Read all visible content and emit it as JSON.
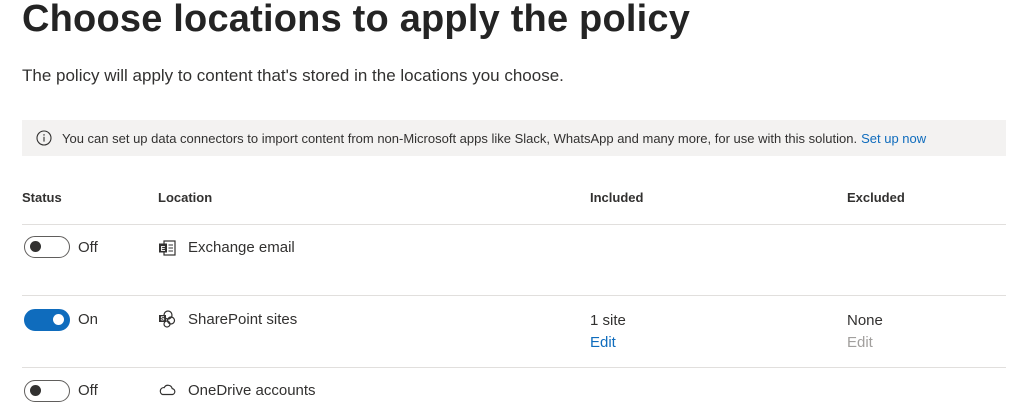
{
  "page": {
    "title": "Choose locations to apply the policy",
    "subtitle": "The policy will apply to content that's stored in the locations you choose."
  },
  "info_bar": {
    "icon": "info-icon",
    "message": "You can set up data connectors to import content from non-Microsoft apps like Slack, WhatsApp and many more, for use with this solution.",
    "link": "Set up now"
  },
  "table": {
    "headers": {
      "status": "Status",
      "location": "Location",
      "included": "Included",
      "excluded": "Excluded"
    },
    "rows": [
      {
        "status": "Off",
        "enabled": false,
        "icon": "exchange-icon",
        "location": "Exchange email",
        "included": "",
        "included_action": "",
        "excluded": "",
        "excluded_action": ""
      },
      {
        "status": "On",
        "enabled": true,
        "icon": "sharepoint-icon",
        "location": "SharePoint sites",
        "included": "1 site",
        "included_action": "Edit",
        "excluded": "None",
        "excluded_action": "Edit"
      },
      {
        "status": "Off",
        "enabled": false,
        "icon": "onedrive-icon",
        "location": "OneDrive accounts",
        "included": "",
        "included_action": "",
        "excluded": "",
        "excluded_action": ""
      }
    ]
  },
  "colors": {
    "accent": "#0f6cbd",
    "info_bar_bg": "#f3f2f1",
    "disabled_text": "#a19f9d"
  }
}
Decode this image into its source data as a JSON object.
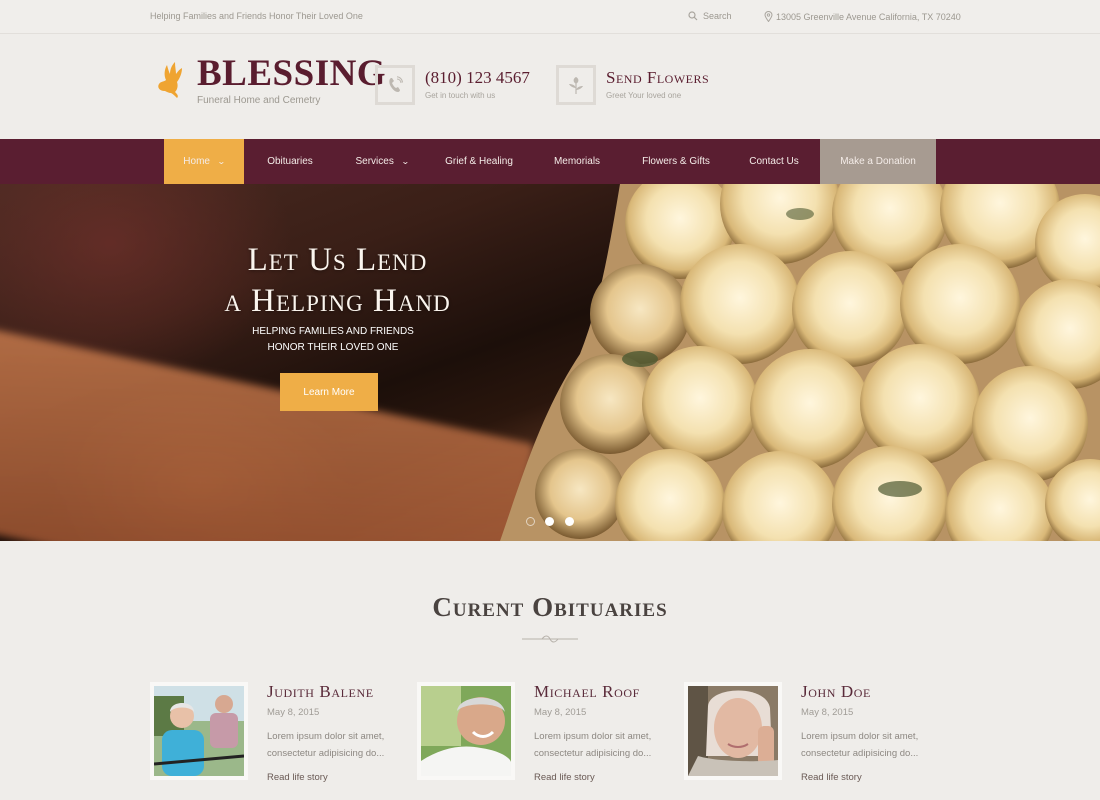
{
  "topbar": {
    "tagline": "Helping Families and Friends Honor Their Loved One",
    "search_label": "Search",
    "search_icon": "search-icon",
    "address_icon": "map-pin-icon",
    "address": "13005 Greenville Avenue California, TX 70240"
  },
  "header": {
    "logo_icon": "dove-icon",
    "logo_title": "BLESSING",
    "logo_subtitle": "Funeral Home and Cemetry",
    "phone": {
      "icon": "phone-icon",
      "title": "(810) 123 4567",
      "subtitle": "Get in touch with us"
    },
    "flowers": {
      "icon": "flower-icon",
      "title": "Send Flowers",
      "subtitle": "Greet Your loved one"
    }
  },
  "nav": {
    "items": [
      {
        "label": "Home",
        "has_dropdown": true,
        "active": true
      },
      {
        "label": "Obituaries",
        "has_dropdown": false
      },
      {
        "label": "Services",
        "has_dropdown": true
      },
      {
        "label": "Grief & Healing",
        "has_dropdown": false
      },
      {
        "label": "Memorials",
        "has_dropdown": false
      },
      {
        "label": "Flowers & Gifts",
        "has_dropdown": false
      },
      {
        "label": "Contact Us",
        "has_dropdown": false
      },
      {
        "label": "Make a Donation",
        "has_dropdown": false
      }
    ],
    "chevron": "⌄"
  },
  "hero": {
    "title_line1": "Let Us Lend",
    "title_line2": "a Helping Hand",
    "subtitle_line1": "Helping families and friends",
    "subtitle_line2": "honor their loved one",
    "button_label": "Learn More",
    "slides_total": 3,
    "slide_active": 2
  },
  "obituaries": {
    "title": "Curent Obituaries",
    "items": [
      {
        "name": "Judith Balene",
        "date": "May 8, 2015",
        "excerpt": "Lorem ipsum dolor sit amet, consectetur adipisicing do...",
        "link": "Read life story"
      },
      {
        "name": "Michael Roof",
        "date": "May 8, 2015",
        "excerpt": "Lorem ipsum dolor sit amet, consectetur adipisicing do...",
        "link": "Read life story"
      },
      {
        "name": "John Doe",
        "date": "May 8, 2015",
        "excerpt": "Lorem ipsum dolor sit amet, consectetur adipisicing do...",
        "link": "Read life story"
      }
    ]
  },
  "colors": {
    "brand": "#5a1e31",
    "accent": "#efae47",
    "donate": "#a79b91",
    "background": "#efedea"
  }
}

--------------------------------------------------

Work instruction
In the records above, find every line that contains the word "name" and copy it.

Solved problem
        "name": "Judith Balene",
        "name": "Michael Roof",
        "name": "John Doe",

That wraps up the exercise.